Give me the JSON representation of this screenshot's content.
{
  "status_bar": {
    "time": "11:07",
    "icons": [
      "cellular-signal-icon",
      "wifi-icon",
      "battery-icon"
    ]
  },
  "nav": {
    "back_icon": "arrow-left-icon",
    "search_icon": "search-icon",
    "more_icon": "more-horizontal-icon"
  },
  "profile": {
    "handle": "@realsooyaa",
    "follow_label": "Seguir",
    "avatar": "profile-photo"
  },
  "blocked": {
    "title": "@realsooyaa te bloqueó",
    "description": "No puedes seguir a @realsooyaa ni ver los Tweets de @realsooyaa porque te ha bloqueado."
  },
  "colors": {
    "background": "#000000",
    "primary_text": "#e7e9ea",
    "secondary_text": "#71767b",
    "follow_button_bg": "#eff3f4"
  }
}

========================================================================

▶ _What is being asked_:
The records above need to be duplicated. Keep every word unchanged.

▶ _Final answer_:
Give me the JSON representation of this screenshot's content.
{
  "status_bar": {
    "time": "11:07",
    "icons": [
      "cellular-signal-icon",
      "wifi-icon",
      "battery-icon"
    ]
  },
  "nav": {
    "back_icon": "arrow-left-icon",
    "search_icon": "search-icon",
    "more_icon": "more-horizontal-icon"
  },
  "profile": {
    "handle": "@realsooyaa",
    "follow_label": "Seguir",
    "avatar": "profile-photo"
  },
  "blocked": {
    "title": "@realsooyaa te bloqueó",
    "description": "No puedes seguir a @realsooyaa ni ver los Tweets de @realsooyaa porque te ha bloqueado."
  },
  "colors": {
    "background": "#000000",
    "primary_text": "#e7e9ea",
    "secondary_text": "#71767b",
    "follow_button_bg": "#eff3f4"
  }
}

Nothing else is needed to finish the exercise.